She is almost comically inept in all practical matters, too outspoken for her own good, soldiering on, fierce, indomitable, at times desperate, but also abrasive and satirical. Her description of  her rival (although she would not deign to regard him as such), the Symbolist poet Valery Bryusov, for instance, in the section A Hero of Labor is utterly, delightfully wicked. She mocks his introduction to a poetry reading by nine women poets that he has organised:

Woman. Love. Passion. Woman, from the beginning of time, has known how to sing only of love and passion. The only passion of woman – is love. Every love of a woman – is passion. Outside of love, woman – in creative work, is nothing. Take passion away from woman… Woman… Love… Passion…

Typical communal flat kitchen in Soviet Russia, taken from Expatica website.

She describes sordid details of everyday life, almost too painful to contemplate, but also manages to rise above them with witty, acerbic observations:

There are almost no men: in the Revolution, as always, the weight of everyday life falls on women: previously in sheaves, now in sacks. (Everyday life is a sack: with holes. And you carry it anyway.)

Another young Marina Tsvetaeva picture, from Odessa Review.

She has no illusions about Communism although she doesn’t seem to have too much nostalgia about the past either. She may regret losing her old home, but on the whole:

The difference between the old and new orders:

The old order: ‘A soldier came by… We made pancakes… Our grandmother died.’

Soldiers still come, grandmothers die, only no one makes pancakes anymore.

I have long regretted that I am only able to read this poet in translation (I’d have learnt Russian for her and Dostoevsky alone), for most translators agree her voice is very difficult to capture. Yet Joseph Brodsky also has this interesting observation about her:

Tsvetaeva’s voice had the sound of something unfamiliar and frightening to the Russian ear: the unacceptability of the world. It was not the reaction of a revolutionary or a progressive demanding changes for the better, nor was it the conservatism or snobbery of an aristocrat who remembers better days. On the level of content, it was a question of the tragedy of existence in general, par excellence, outside a temporal context.

These diaries are such a wonderful insight into the mind and tormented life of a fascinating and controversial poet (I keep wondering if people would have been more lenient with her if she had been a tormented genius of a man). I filled them with pagemarkers and post-its, and will be returning to them again and again.

 

Speaking in Tongues (Poetry)

I learnt to breathe in Romanian
but I swallowed the secrets of English with my breakfast
sprinkled German consonants on my lunch
and took small French sips of my champagne

And now I cannot unsay
or jump in tangential arcs from one rooftop to the next
with gleeful glance at the abyss
rushing up to stun me at every move.

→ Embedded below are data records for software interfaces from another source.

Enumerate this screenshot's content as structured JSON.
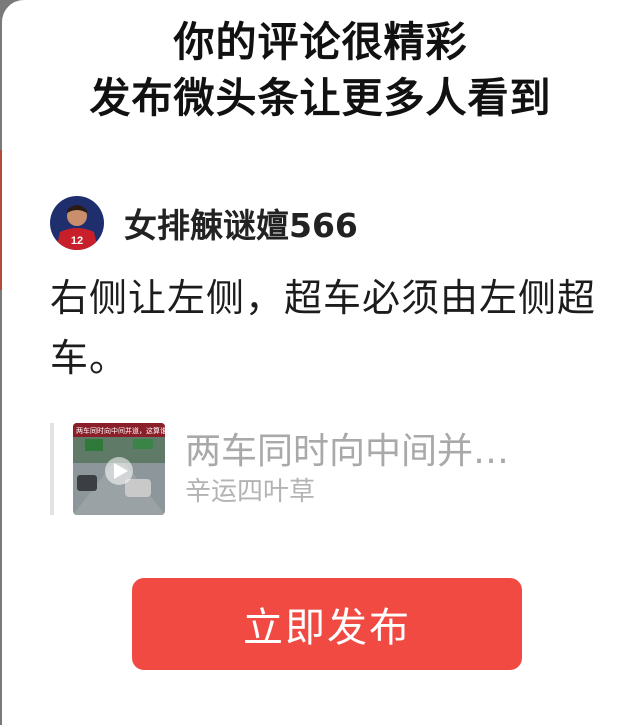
{
  "dialog": {
    "title_line1": "你的评论很精彩",
    "title_line2": "发布微头条让更多人看到"
  },
  "comment_card": {
    "username": "女排觫谜嬗566",
    "comment_text": "右侧让左侧，超车必须由左侧超车。",
    "avatar_jersey_number": "12"
  },
  "quoted_post": {
    "title": "两车同时向中间并…",
    "author": "辛运四叶草",
    "thumbnail_caption": "两车同时向中间并道，这算谁"
  },
  "actions": {
    "publish_label": "立即发布"
  },
  "colors": {
    "publish_button": "#f04a43",
    "dialog_background": "#ffffff",
    "muted_text": "#a9a9a9"
  }
}
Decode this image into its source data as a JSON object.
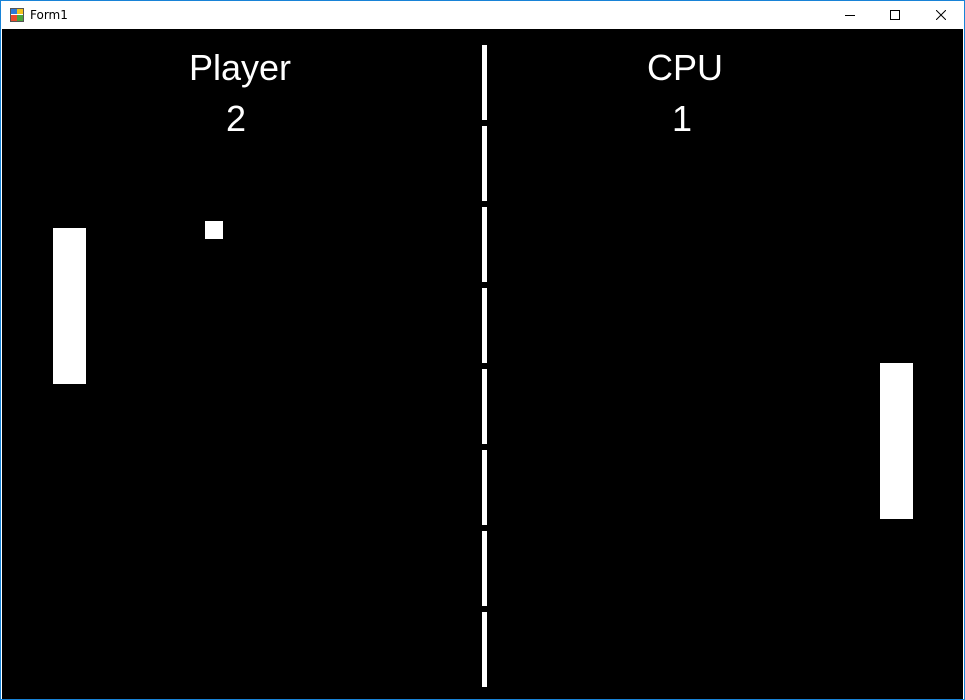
{
  "window": {
    "title": "Form1",
    "app_icon": "winforms-app-icon",
    "buttons": {
      "minimize": "minimize-icon",
      "maximize": "maximize-icon",
      "close": "close-icon"
    },
    "border_color": "#1883d7"
  },
  "game": {
    "background_color": "#000000",
    "foreground_color": "#ffffff",
    "player": {
      "label": "Player",
      "score": "2"
    },
    "cpu": {
      "label": "CPU",
      "score": "1"
    },
    "net_segments": 8
  }
}
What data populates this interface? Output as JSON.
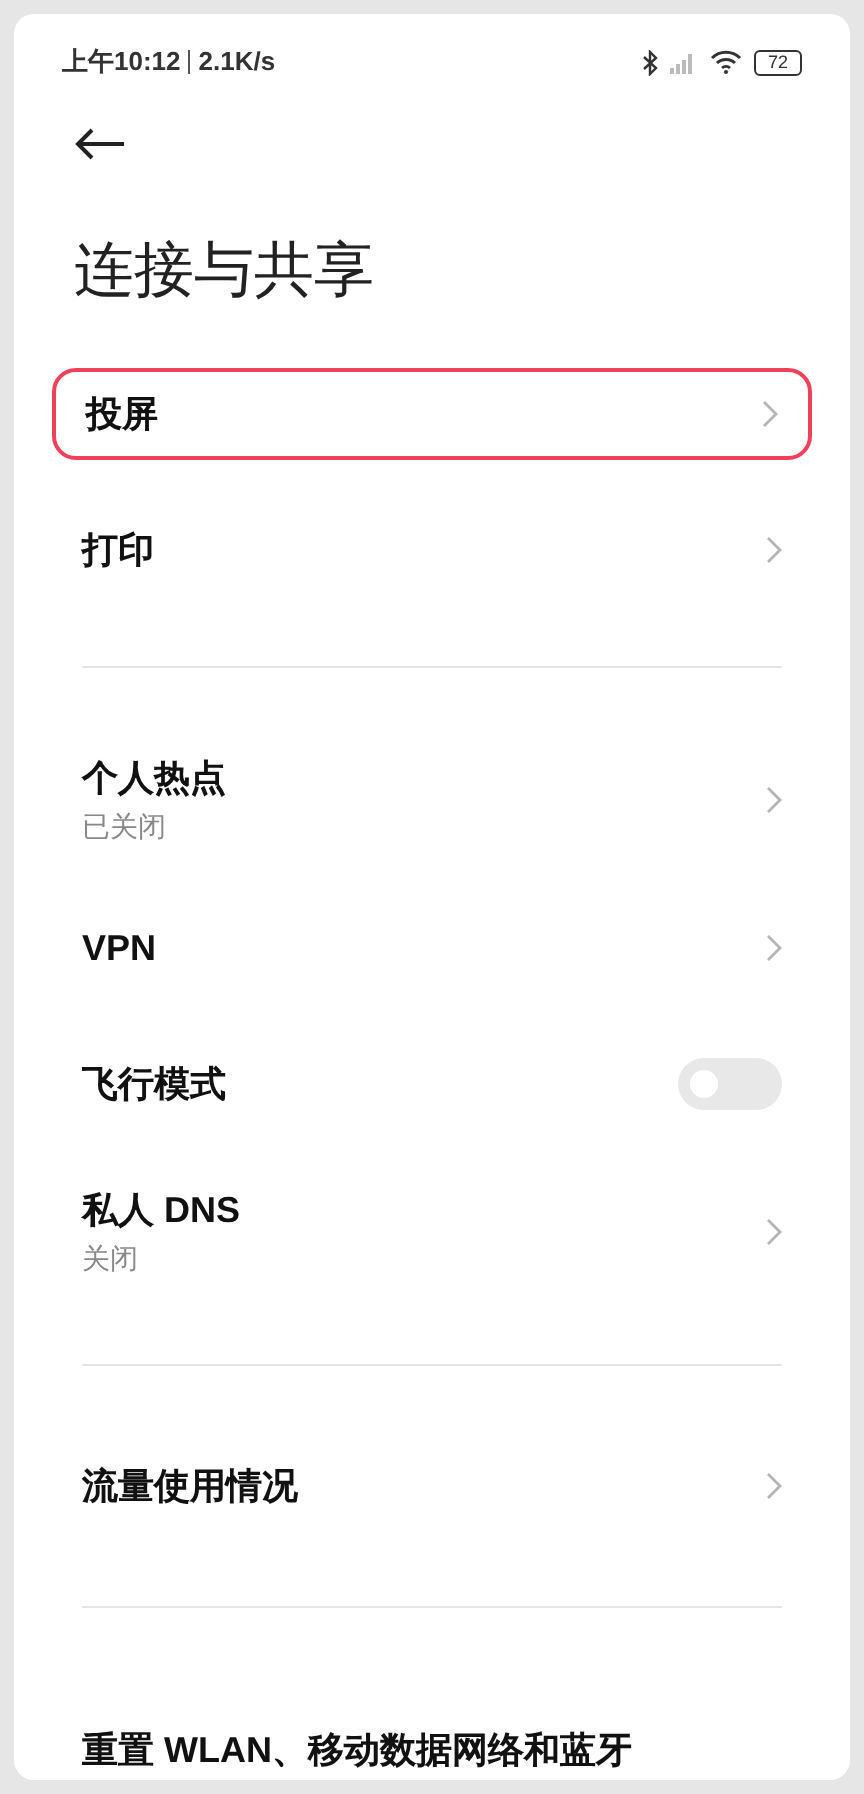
{
  "status_bar": {
    "time": "上午10:12",
    "speed": "2.1K/s",
    "battery": "72"
  },
  "title": "连接与共享",
  "sections": [
    {
      "items": [
        {
          "kind": "link",
          "label": "投屏",
          "highlighted": true
        },
        {
          "kind": "link",
          "label": "打印",
          "highlighted": false
        }
      ]
    },
    {
      "items": [
        {
          "kind": "link",
          "label": "个人热点",
          "subtitle": "已关闭",
          "highlighted": false
        },
        {
          "kind": "link",
          "label": "VPN",
          "highlighted": false
        },
        {
          "kind": "toggle",
          "label": "飞行模式",
          "on": false,
          "highlighted": false
        },
        {
          "kind": "link",
          "label": "私人 DNS",
          "subtitle": "关闭",
          "highlighted": false
        }
      ]
    },
    {
      "items": [
        {
          "kind": "link",
          "label": "流量使用情况",
          "highlighted": false
        }
      ]
    },
    {
      "items": [
        {
          "kind": "cut",
          "label": "重置 WLAN、移动数据网络和蓝牙",
          "highlighted": false
        }
      ]
    }
  ]
}
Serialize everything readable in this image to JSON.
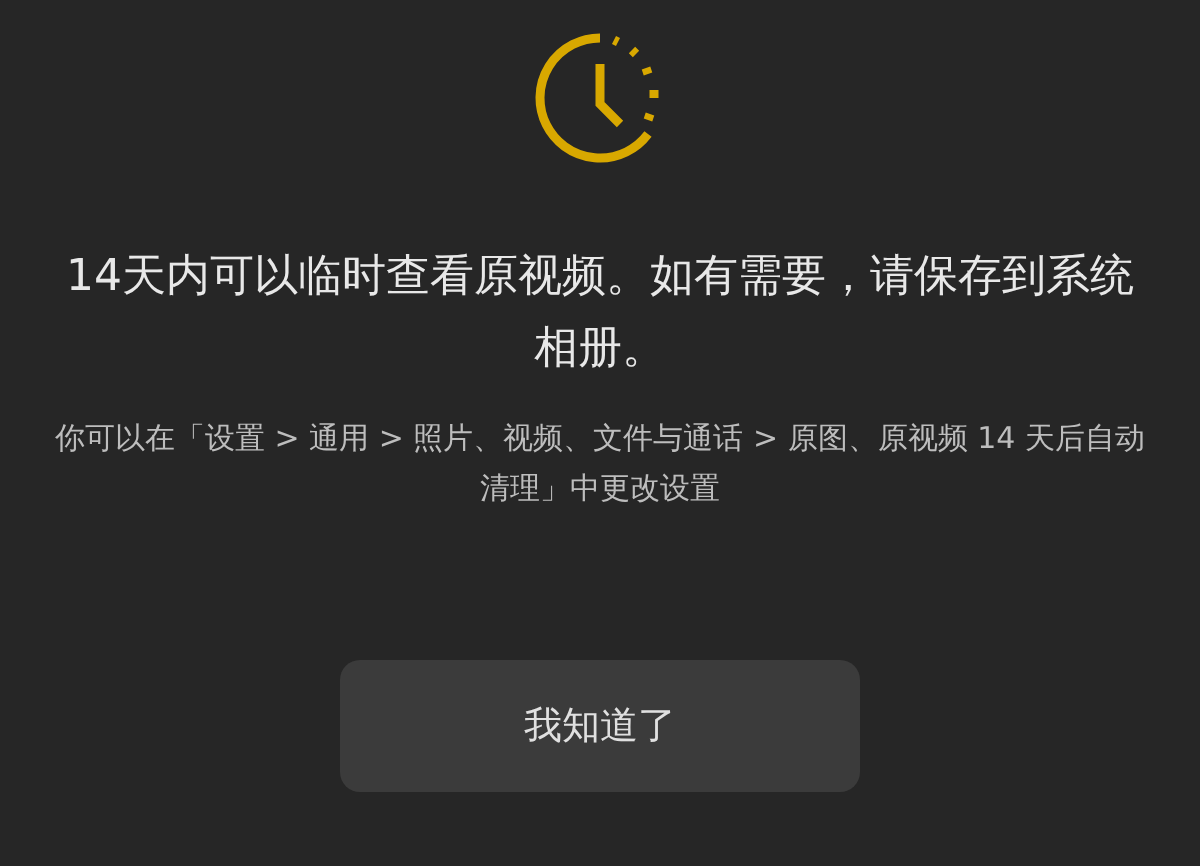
{
  "title": "14天内可以临时查看原视频。如有需要，请保存到系统相册。",
  "description": "你可以在「设置 > 通用 > 照片、视频、文件与通话 > 原图、原视频 14 天后自动清理」中更改设置",
  "button": "我知道了"
}
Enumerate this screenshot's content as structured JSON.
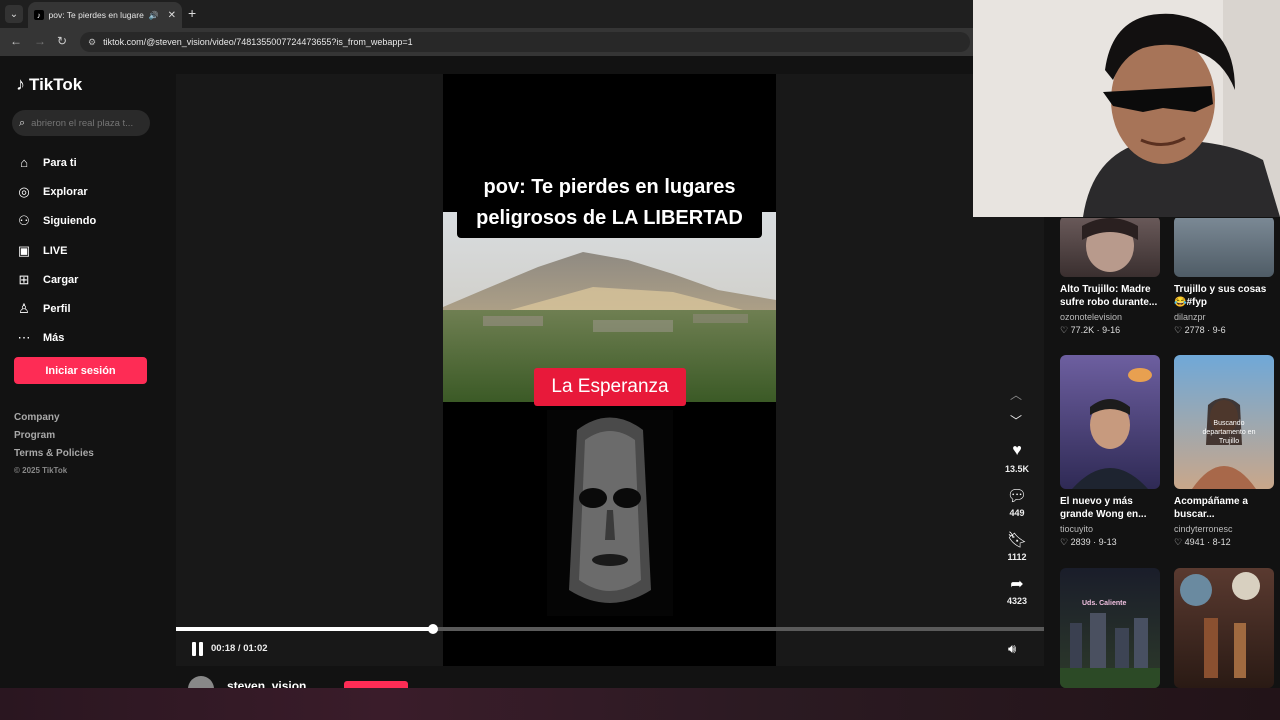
{
  "browser": {
    "tab_title": "pov: Te pierdes en lugares p",
    "url": "tiktok.com/@steven_vision/video/7481355007724473655?is_from_webapp=1"
  },
  "sidebar": {
    "logo": "TikTok",
    "search_placeholder": "abrieron el real plaza t...",
    "items": [
      {
        "label": "Para ti",
        "icon": "home-icon"
      },
      {
        "label": "Explorar",
        "icon": "compass-icon"
      },
      {
        "label": "Siguiendo",
        "icon": "following-icon"
      },
      {
        "label": "LIVE",
        "icon": "live-icon"
      },
      {
        "label": "Cargar",
        "icon": "upload-icon"
      },
      {
        "label": "Perfil",
        "icon": "profile-icon"
      },
      {
        "label": "Más",
        "icon": "more-icon"
      }
    ],
    "login_label": "Iniciar sesión",
    "footer": [
      "Company",
      "Program",
      "Terms & Policies"
    ],
    "copyright": "© 2025 TikTok"
  },
  "video": {
    "caption_line1": "pov: Te pierdes en lugares",
    "caption_line2": "peligrosos de LA LIBERTAD",
    "place_label": "La Esperanza",
    "time": "00:18 / 01:02",
    "progress": 0.296,
    "author": "steven_vision"
  },
  "actions": {
    "likes": "13.5K",
    "comments": "449",
    "saves": "1112",
    "shares": "4323"
  },
  "related": [
    {
      "title": "Alto Trujillo: Madre sufre robo durante...",
      "author": "ozonotelevision",
      "meta": "♡ 77.2K · 9-16"
    },
    {
      "title": "Trujillo y sus cosas 😂#fyp",
      "author": "dilanzpr",
      "meta": "♡ 2778 · 9-6"
    },
    {
      "title": "El nuevo y más grande Wong en...",
      "author": "tiocuyito",
      "meta": "♡ 2839 · 9-13"
    },
    {
      "title": "Acompáñame a buscar...",
      "author": "cindyterronesc",
      "meta": "♡ 4941 · 8-12"
    },
    {
      "overlay": "Uds. Caliente",
      "title": "",
      "author": "",
      "meta": ""
    },
    {
      "title": "",
      "author": "",
      "meta": ""
    }
  ],
  "thumb_overlay_4": "Buscando departamento en Trujillo",
  "colors": {
    "accent": "#fe2c55",
    "background": "#121212"
  }
}
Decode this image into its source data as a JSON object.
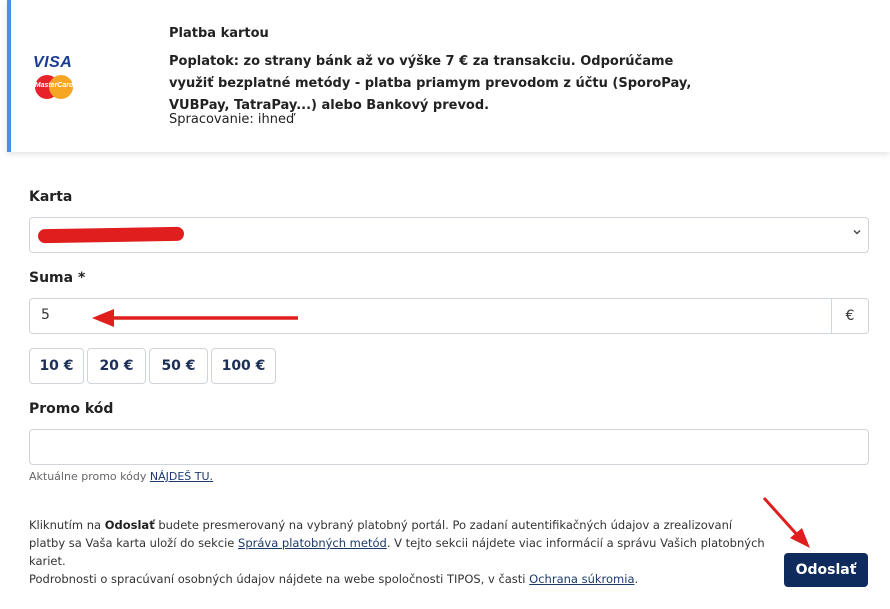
{
  "payment_method": {
    "title": "Platba kartou",
    "fee_text": "Poplatok: zo strany bánk až vo výške 7 € za transakciu. Odporúčame využiť bezplatné metódy - platba priamym prevodom z účtu (SporoPay, VUBPay, TatraPay...) alebo Bankový prevod.",
    "processing": "Spracovanie: ihneď",
    "logo_visa": "VISA",
    "logo_mastercard": "MasterCard",
    "accent_color": "#4a90e2"
  },
  "form": {
    "card_label": "Karta",
    "card_value": "",
    "amount_label": "Suma *",
    "amount_value": "5",
    "currency": "€",
    "quick_amounts": [
      "10 €",
      "20 €",
      "50 €",
      "100 €"
    ],
    "promo_label": "Promo kód",
    "promo_value": "",
    "promo_hint": "Aktuálne promo kódy",
    "promo_link": "NÁJDEŠ TU."
  },
  "info": {
    "p1_a": "Kliknutím na ",
    "p1_bold": "Odoslať",
    "p1_b": " budete presmerovaný na vybraný platobný portál. Po zadaní autentifikačných údajov a zrealizovaní platby sa Vaša karta uloží do sekcie ",
    "p1_link": "Správa platobných metód",
    "p1_c": ". V tejto sekcii nájdete viac informácií a správu Vašich platobných kariet.",
    "p2_a": "Podrobnosti o spracúvaní osobných údajov nájdete na webe spoločnosti TIPOS, v časti ",
    "p2_link": "Ochrana súkromia",
    "p2_b": "."
  },
  "submit_label": "Odoslať",
  "colors": {
    "primary": "#0f2a5c",
    "annotation_red": "#e01e1e"
  }
}
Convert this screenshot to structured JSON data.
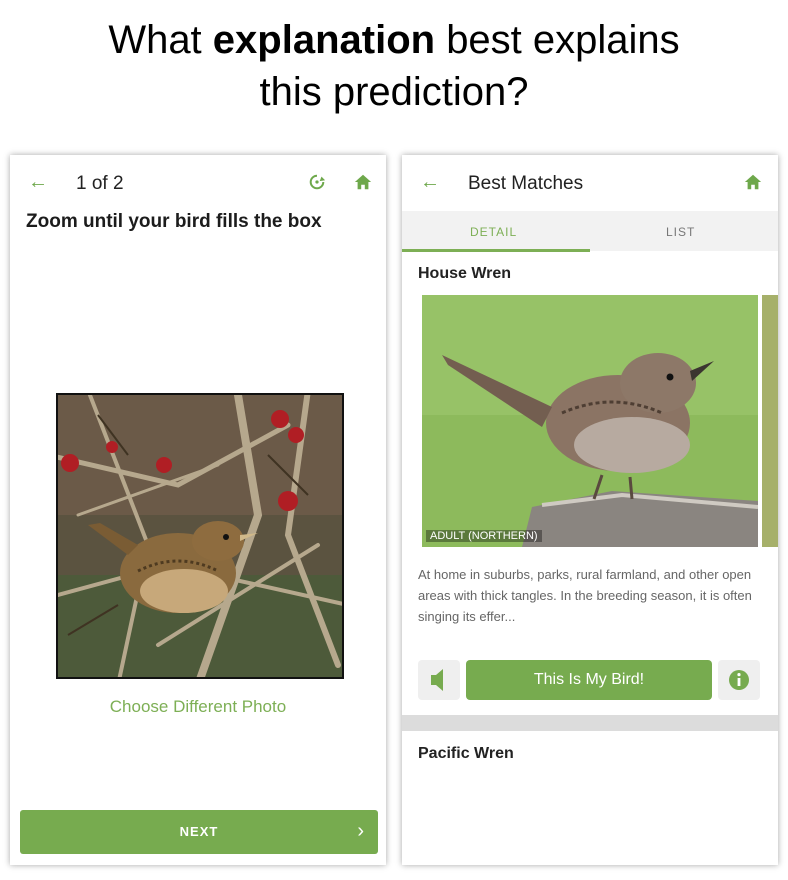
{
  "headline": {
    "prefix": "What",
    "bold": "explanation",
    "suffix": "best explains",
    "line2": "this prediction?"
  },
  "left_screen": {
    "header": {
      "back_icon": "arrow-left-icon",
      "counter": "1 of 2",
      "icons": [
        "rotate-icon",
        "home-icon"
      ]
    },
    "instruction": "Zoom until your bird fills the box",
    "choose_photo": "Choose Different Photo",
    "next_label": "NEXT",
    "next_icon": "chevron-right-icon"
  },
  "right_screen": {
    "header": {
      "back_icon": "arrow-left-icon",
      "title": "Best Matches",
      "icons": [
        "home-icon"
      ]
    },
    "tabs": [
      {
        "label": "DETAIL",
        "active": true
      },
      {
        "label": "LIST",
        "active": false
      }
    ],
    "match1": {
      "name": "House Wren",
      "photo_caption": "ADULT (NORTHERN)",
      "description": "At home in suburbs, parks, rural farmland, and other open areas with thick tangles. In the breeding season, it is often singing its effer...",
      "confirm_label": "This Is My Bird!",
      "sound_icon": "speaker-icon",
      "info_icon": "info-icon"
    },
    "match2": {
      "name": "Pacific Wren"
    }
  },
  "colors": {
    "accent": "#77ab4f",
    "accent_text": "#7daf55"
  }
}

At times I fear
to speak at all in words
of more than one syllable.

But if, by the side of a poem,
there is a sharp intake of breath, that too
is the echo of my mothertongue.